Keep Your Pets Away From the Door
Your home is your pet’s sanctuary, and anything that appears to threaten your home can be very stressful to them. Imagine what Halloween is like from your pet’s point of view. Every few minutes, somebody pounds on the door, then the door is opened to reveal a group of loud, scary-looking, strange-smelling strangers, reaching through the doorway. For a territorial dog, this can make them aggressive. They may bark, growl, or even try to attack your trick or treaters. For a cat, this may be terrifying, and they could run and hide – they may even run out the open door into the night. Whatever your pet’s personality, it can be a very stressful time. Unless you know for sure that trick or treaters won’t bother your pet, you may want to consider putting them in a room away from the front door and keeping them there until all the candy is gone and the porch light is turned off.
Be Careful With Lighting
Christmas isn’t the only holiday with festive decorations anymore. Now, many people like to use Halloween as an excuse to lavishly decorate their home with creepy props and moody lighting. Just be wary of the dangers. Lit jack-o-lanterns and candles can be knocked over by a pet, causing a fire, and long, unguarded electrical cords can be chewed, leading to a risk of electrocution. Make sure you keep an eye on your furry loved ones.
Be Considerate With Costumes
Let’s face, you probably look cool and scary in your Halloween costume this year, but your pet looks absolutely adorable in theirs. It’s hard to compete with a cute pet in just the right costume. But please. before you dress your dog up and take it trick-or-treating, make sure that they’ll enjoy what they’re wearing as much as you do. Wearing a restrictive outfit can cause a great deal of stress to a pet, especially if it makes it difficult to walk, breathe, hear, see, or bark/meow. If you have a costume in mind, put it on them a night or two before Halloween and see how they react. Take them for a walk. If they seem uncomfortable at all, it might be best to just let them enjoy the holiday au naturale.

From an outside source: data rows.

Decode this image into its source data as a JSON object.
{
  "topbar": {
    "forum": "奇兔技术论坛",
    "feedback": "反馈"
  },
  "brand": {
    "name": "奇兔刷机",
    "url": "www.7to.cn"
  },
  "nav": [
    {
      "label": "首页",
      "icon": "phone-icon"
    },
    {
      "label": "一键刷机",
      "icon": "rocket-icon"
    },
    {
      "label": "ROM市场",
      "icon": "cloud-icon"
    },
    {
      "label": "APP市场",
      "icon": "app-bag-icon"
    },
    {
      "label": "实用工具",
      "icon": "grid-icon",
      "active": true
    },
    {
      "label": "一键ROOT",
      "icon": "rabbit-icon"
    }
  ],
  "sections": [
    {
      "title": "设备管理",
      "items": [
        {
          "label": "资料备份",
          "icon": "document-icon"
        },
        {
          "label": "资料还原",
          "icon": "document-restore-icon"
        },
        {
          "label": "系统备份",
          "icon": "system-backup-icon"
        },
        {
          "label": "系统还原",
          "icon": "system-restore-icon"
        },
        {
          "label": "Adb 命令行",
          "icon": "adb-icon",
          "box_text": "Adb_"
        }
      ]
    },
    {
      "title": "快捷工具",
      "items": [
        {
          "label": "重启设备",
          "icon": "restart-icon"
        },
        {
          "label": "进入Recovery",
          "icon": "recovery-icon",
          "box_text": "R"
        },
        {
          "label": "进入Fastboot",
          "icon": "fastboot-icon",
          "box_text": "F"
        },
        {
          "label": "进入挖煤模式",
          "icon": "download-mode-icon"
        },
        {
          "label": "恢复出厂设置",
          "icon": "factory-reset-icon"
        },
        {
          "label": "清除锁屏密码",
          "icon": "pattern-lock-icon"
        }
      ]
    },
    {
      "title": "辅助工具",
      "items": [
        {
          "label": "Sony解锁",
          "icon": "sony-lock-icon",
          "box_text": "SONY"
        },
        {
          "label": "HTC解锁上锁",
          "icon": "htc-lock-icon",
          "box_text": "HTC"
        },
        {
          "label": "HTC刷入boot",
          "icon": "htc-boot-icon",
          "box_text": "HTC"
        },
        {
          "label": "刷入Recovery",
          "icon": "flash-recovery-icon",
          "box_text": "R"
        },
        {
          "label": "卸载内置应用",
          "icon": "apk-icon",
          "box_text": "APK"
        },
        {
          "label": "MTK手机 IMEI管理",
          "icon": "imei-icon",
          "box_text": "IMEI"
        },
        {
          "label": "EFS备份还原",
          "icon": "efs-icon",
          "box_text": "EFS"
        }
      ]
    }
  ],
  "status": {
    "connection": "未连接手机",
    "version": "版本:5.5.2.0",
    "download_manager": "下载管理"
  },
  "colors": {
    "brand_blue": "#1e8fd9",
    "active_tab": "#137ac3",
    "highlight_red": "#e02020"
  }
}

Just be patient and considerate with your animals during the big day and they should be content, comfortable, and safe. Enjoy yourselves out there, and have a Happy Howl-oween!